The largest proportion of microRNAs in humans (ca. 40–50%) originated in the phylogenetic grouping defined as primates. The dynamic evolution of this family of non-coding RNA is further demonstrated by the presence of microRNA unique to the human species. Investigations into the role of microRNA in cancer have until recently mainly focused on the more ancient members of this RNA family that are widely conserved in the animal kingdom. As I describe in this review the evolutionary young lineage and species-specific microRNA could be important contributors to cancers, especially in particular organs in primates compared to more distantly-related research models. Elucidating the biological significance of primate and human-specific microRNA in cancer could have important implications for cancer research and the use of non-primate animal models.

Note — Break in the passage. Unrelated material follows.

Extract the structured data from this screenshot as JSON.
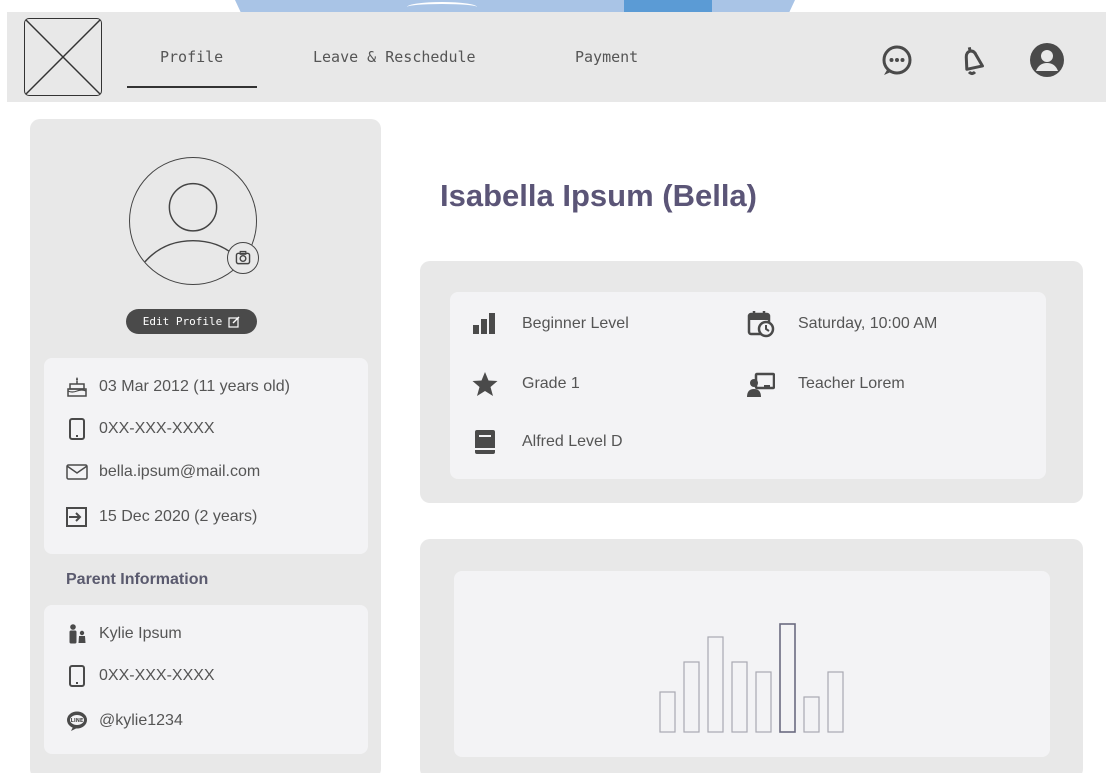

The human miRNAome can be divided into miRNAs that are widely conserved, those that are primate-specific, and those that are human-specific. The latter two categories can also contribute to tumor development and complicate the study of human cancers in non-primate animal models.